An example of this harassment was working in the King’s Gardens at Kew, as he felt like he was harassed on the job. This made King George III to discover that he wasn’t a British, but a Yankee from the colonies and the King lashes out at him after discovering that he wasn’t one of his people. However, a few moments later, the King softens up and starts being nice to Potter. In irony, King George III was the mean and cruel king, but in the story, he is portrayed as nice king. After Israel met King George III, he goes to see Squire Woodcock, who is an American.
In The Rape of the Lock the Pope points out the flaws of British society and upper-class behavior. He does this numerous of times throughout the epic poem.
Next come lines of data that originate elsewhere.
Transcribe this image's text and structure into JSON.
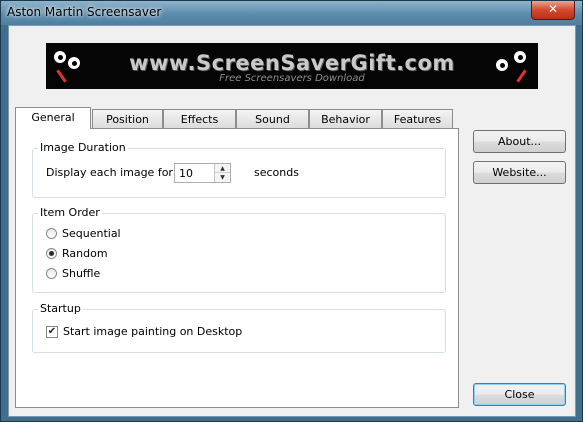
{
  "window": {
    "title": "Aston Martin Screensaver",
    "close_glyph": "✕"
  },
  "banner": {
    "text": "www.ScreenSaverGift.com",
    "subtext": "Free Screensavers Download"
  },
  "tabs": [
    {
      "label": "General",
      "active": true
    },
    {
      "label": "Position",
      "active": false
    },
    {
      "label": "Effects",
      "active": false
    },
    {
      "label": "Sound",
      "active": false
    },
    {
      "label": "Behavior",
      "active": false
    },
    {
      "label": "Features",
      "active": false
    }
  ],
  "general": {
    "image_duration": {
      "title": "Image Duration",
      "label": "Display each image for",
      "value": "10",
      "unit": "seconds",
      "spin_up_glyph": "▲",
      "spin_down_glyph": "▼"
    },
    "item_order": {
      "title": "Item Order",
      "options": [
        {
          "label": "Sequential",
          "selected": false
        },
        {
          "label": "Random",
          "selected": true
        },
        {
          "label": "Shuffle",
          "selected": false
        }
      ]
    },
    "startup": {
      "title": "Startup",
      "checkbox_label": "Start image painting on Desktop",
      "checked": true,
      "check_glyph": "✔"
    }
  },
  "buttons": {
    "about": "About...",
    "website": "Website...",
    "close": "Close"
  },
  "colors": {
    "titlebar": "#5d8bab",
    "close_button": "#d2492c",
    "banner_bg": "#050505",
    "dialog_bg": "#f0f0f0"
  }
}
For example, lines fifteenth through sixteenth, lines twenty one through twenty two, and lines 111 through 114 are some examples how the Pope points of the flaws. In the lines fifteenth through sixteenth he is criticizing the people who gossip, or talk about others. In the lines twenty one through twenty two he criticizes the people who are gluttony, or people who always want to eat/ are always hungry.
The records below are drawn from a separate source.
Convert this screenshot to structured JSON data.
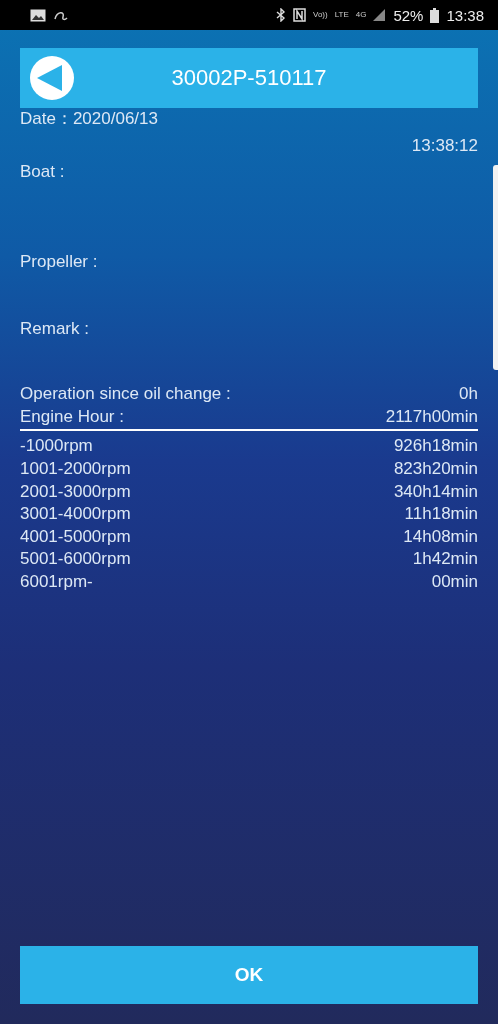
{
  "status_bar": {
    "network": [
      "Vo))",
      "LTE",
      "4G"
    ],
    "battery": "52%",
    "time": "13:38"
  },
  "header": {
    "title": "30002P-510117"
  },
  "date": "Date：2020/06/13",
  "clock": "13:38:12",
  "fields": [
    {
      "label": "Boat :"
    },
    {
      "label": "Propeller :"
    },
    {
      "label": "Remark :"
    }
  ],
  "summary": [
    {
      "label": "Operation since oil change :",
      "value": "0h"
    },
    {
      "label": "Engine Hour :",
      "value": "2117h00min"
    }
  ],
  "rpm_rows": [
    {
      "label": "-1000rpm",
      "value": "926h18min"
    },
    {
      "label": "1001-2000rpm",
      "value": "823h20min"
    },
    {
      "label": "2001-3000rpm",
      "value": "340h14min"
    },
    {
      "label": "3001-4000rpm",
      "value": "11h18min"
    },
    {
      "label": "4001-5000rpm",
      "value": "14h08min"
    },
    {
      "label": "5001-6000rpm",
      "value": "1h42min"
    },
    {
      "label": "6001rpm-",
      "value": "00min"
    }
  ],
  "ok_button": "OK"
}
During the trial, Dill is distraught by the way Mr. Gilmer, the prosecutor, speaks to Tom. Dill does not think anyone has the business to talk that way and “that old Mr. Gilmer doin’ him thataway, talking so hateful to him,” (265) made him sick. Mr. Gilmer interrogates questions like “Are you being impudent to me, boy,” (264) and acts toward Tom as if he is an untamed animal being trained and not a full-grown adult. Although Tom Robinson is treated harshly, Jem believes Atticus, the defendant lawyer and their father, has won the case because of the strong evidences presented and the fact that Tom is innocent (279). When the jury pronounce Tom guilty, Jem is exasperated and “his hands were white from gripping the balcony rail, and his shoulder jerked as if each ‘guilty’ was a separate stab between them,” (282).